Restaurant pioneer served up an interesting life
Her name sounds suitably glamorous given Fifi Le-Roy’s second home used to be stylish and plush restaurants that were the talk of the town.
Fifi, who lives at the Carinity Elim Estate retirement village in Ipswich, was the first woman to manage major restaurants in Brisbane.
During a 45-year career in the hospitality industry Fifi operated restaurants and worked in hotels in three countries.
“It was odd for a woman to run a restaurant in those days. I was managing big restaurants all my life so I know about people, I talked to people and that was my life,” Fifi says.
“I operated a very well-known restaurant right in the middle of Brisbane city called Top of the State, the first revolving restaurant in Queensland.”
Located on the top floor of Brisbane’s then tallest building, the restaurant boasted dazzling views, had a revolving dance floor and was popular with business people and celebrities such as David Bowie.
“In my days there not just everybody could go to a place like that, it was quite expensive,” Fifi says.
“The whole restaurant revolved and there was music every night, big bands. The building didn’t revolve so people couldn’t understand how the restaurant revolved.

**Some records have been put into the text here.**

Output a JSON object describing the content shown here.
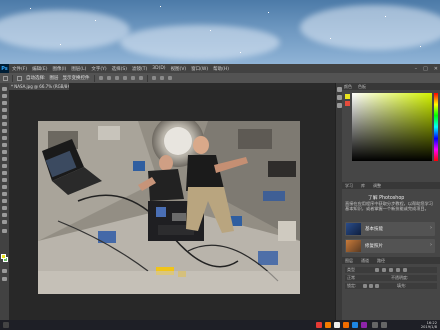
{
  "desktop": {
    "wallpaper": "starry-night-sky"
  },
  "photoshop": {
    "menu": [
      "文件(F)",
      "编辑(E)",
      "图像(I)",
      "图层(L)",
      "文字(Y)",
      "选择(S)",
      "滤镜(T)",
      "3D(D)",
      "视图(V)",
      "窗口(W)",
      "帮助(H)"
    ],
    "options_bar": {
      "auto_select_label": "自动选择:",
      "layer_label": "图层",
      "transform_label": "显示变换控件"
    },
    "document_tab": "* NASA.jpg @ 66.7% (RGB/8#)",
    "panels": {
      "color_tabs": [
        "颜色",
        "色板"
      ],
      "learn_tabs": [
        "学习",
        "库",
        "调整"
      ],
      "learn_title": "了解 Photoshop",
      "learn_desc": "直接在应用程序中获取分步教程，以帮助您学习基本知识，或者掌握一个新技能或完成项目。",
      "learn_cards": [
        "基本技能",
        "修复照片"
      ],
      "layers_tabs": [
        "图层",
        "通道",
        "路径"
      ],
      "layers_filter": "类型",
      "layers_mode": "正常",
      "opacity_label": "不透明度:",
      "lock_label": "锁定:",
      "fill_label": "填充:"
    },
    "colors": {
      "foreground": "#e9e31e",
      "background": "#6cc06a",
      "accent": "#31a8ff"
    }
  },
  "taskbar": {
    "time": "16:22",
    "date": "2019/1/8"
  }
}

“In my day the customer was always right. Whether they were wrong or not they were always right, no matter what.”
Born in Sudan to Egyptian parents, Fifi moved to Australia in the early 1950s.

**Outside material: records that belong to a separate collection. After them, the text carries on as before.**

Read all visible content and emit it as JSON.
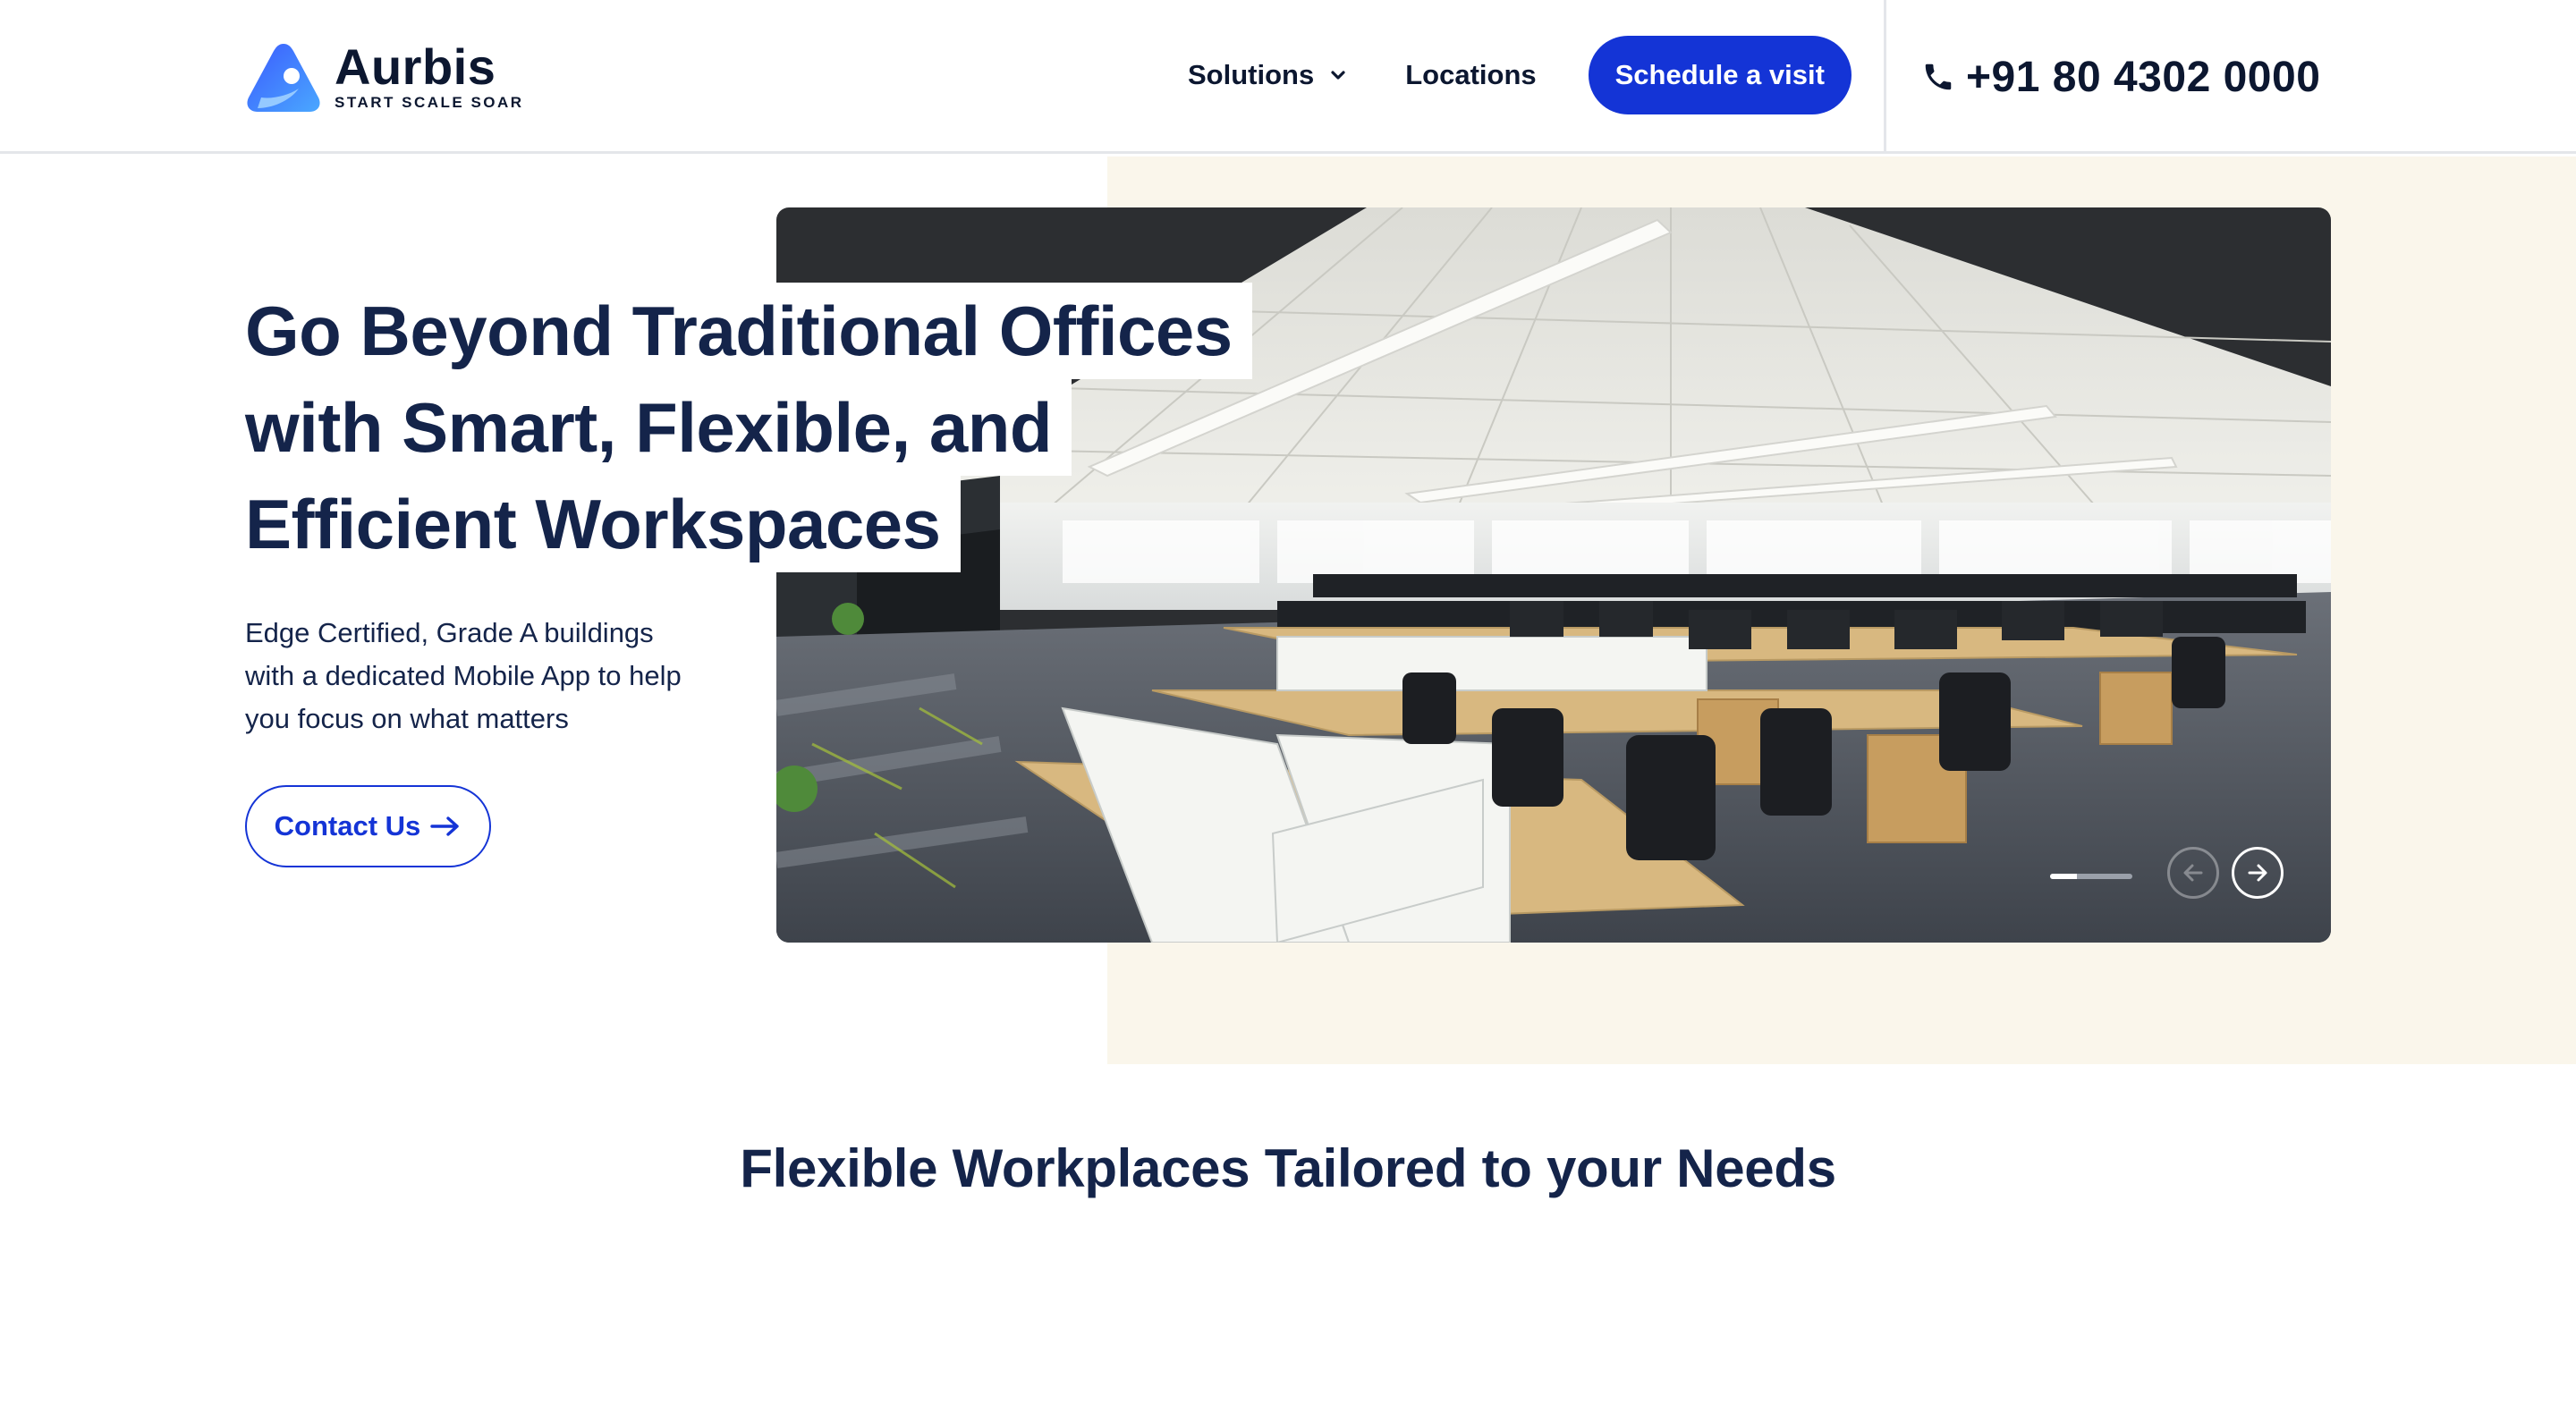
{
  "brand": {
    "name": "Aurbis",
    "tagline": "START SCALE SOAR",
    "logo_icon": "aurbis-logo-mark"
  },
  "nav": {
    "solutions_label": "Solutions",
    "locations_label": "Locations",
    "schedule_label": "Schedule a visit",
    "phone": "+91 80 4302 0000"
  },
  "hero": {
    "headline_lines": [
      "Go Beyond Traditional Offices",
      "with Smart, Flexible, and",
      "Efficient Workspaces"
    ],
    "subtext_lines": [
      "Edge Certified, Grade A buildings",
      "with a dedicated Mobile App to help",
      "you focus on what matters"
    ],
    "cta_label": "Contact Us",
    "carousel": {
      "current_slide_fraction": 0.33
    }
  },
  "section": {
    "title": "Flexible Workplaces Tailored to your Needs"
  },
  "colors": {
    "primary": "#1434d6",
    "navy": "#14244a",
    "cream": "#faf6eb"
  }
}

“When I came to Australia, I was 22 years old and I started in the industry straight away with the old Lennon’s Hotel, which was the only real hotel in Brisbane,” Fifi says.
Lennon’s was Brisbane’s hotel of choice for VIPs with everyone from Sir Charles Kingsford-Smith, opera singer Dame Nellie Melba, US President Lyndon Johnson and The Beatles staying and dining there.

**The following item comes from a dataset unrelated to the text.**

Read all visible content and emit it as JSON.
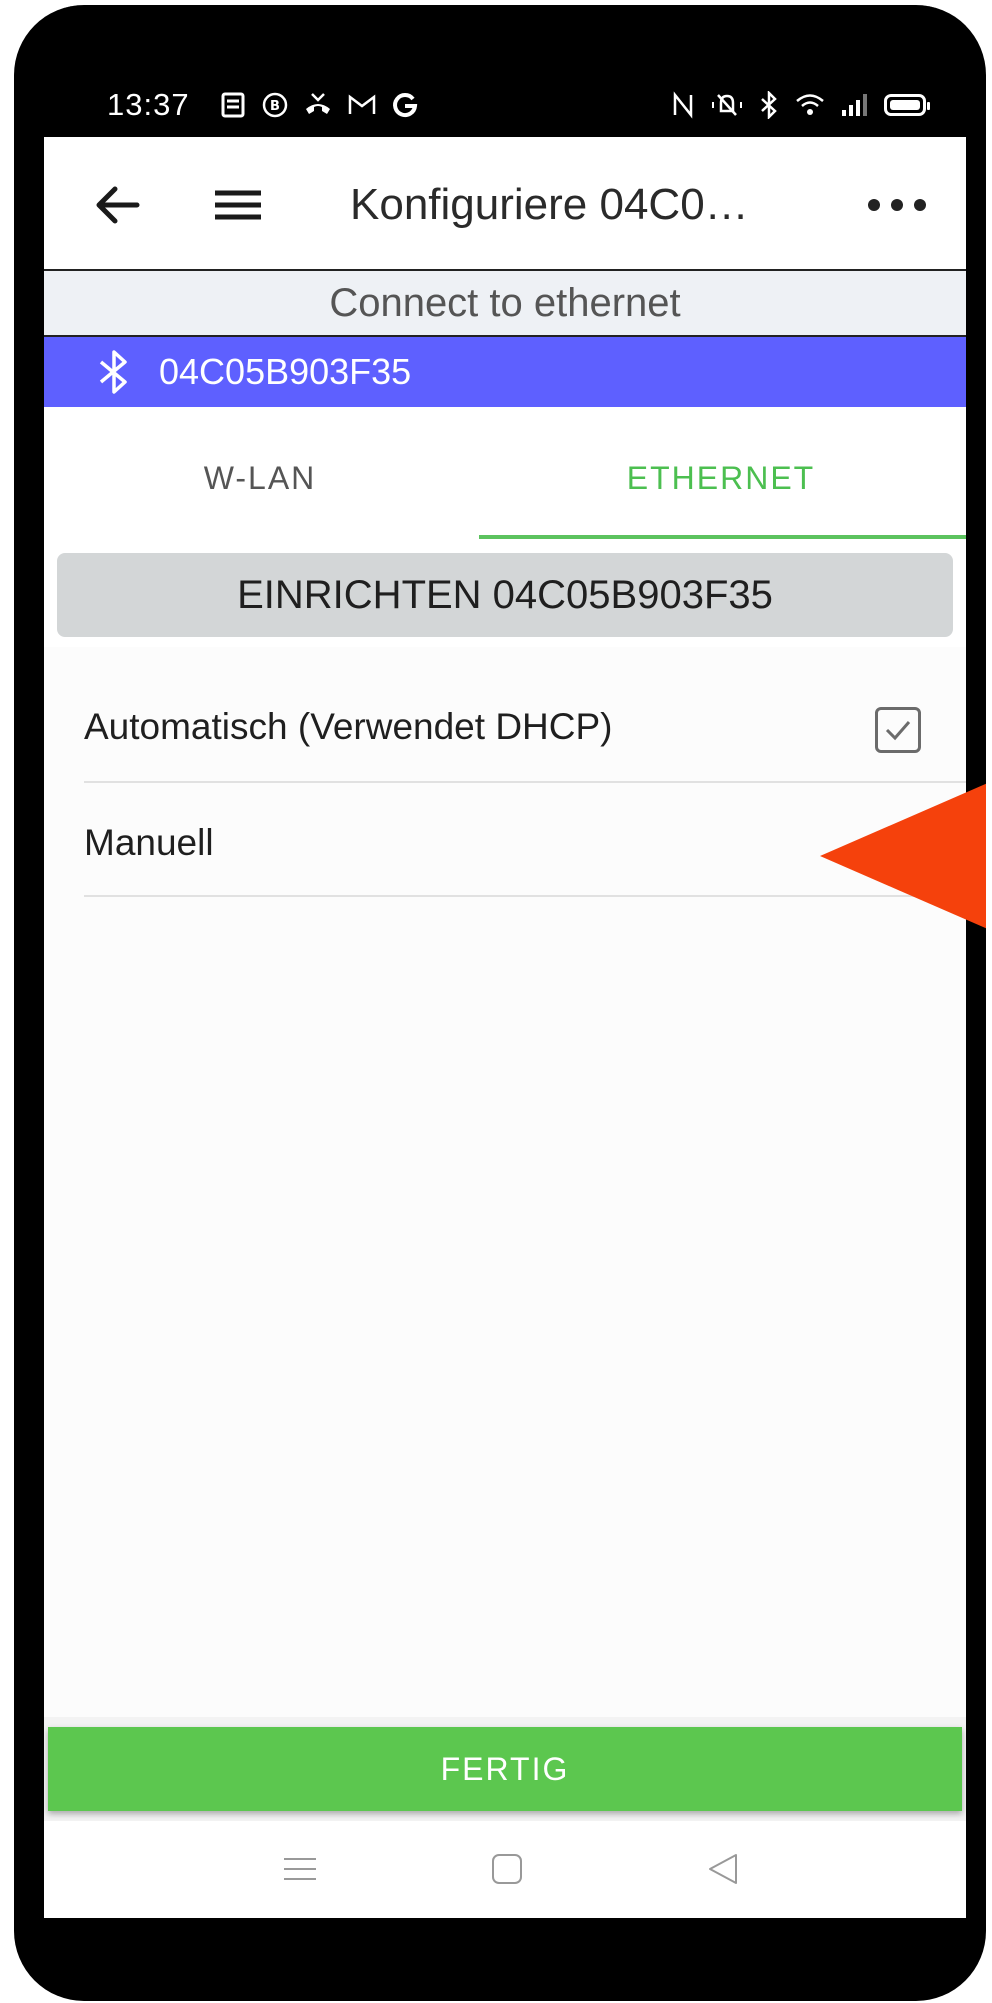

By the time she retired at the age of 67, Fifi had managed restaurants in Queensland, Sydney, Athens and Papua New Guinea.
“I worked in hotels, I worked in pubs, I worked everywhere because I wanted to learn about the business. That was in my mind from the start,” Fifi says.
“That’s how you learn, you have you work in the industry to tell you how it is. The books don’t tell you very much.
“You have to be dedicated and have no husband, no children and you have to have about 20 hours in a day to give. I was very dedicated. It was a big life.”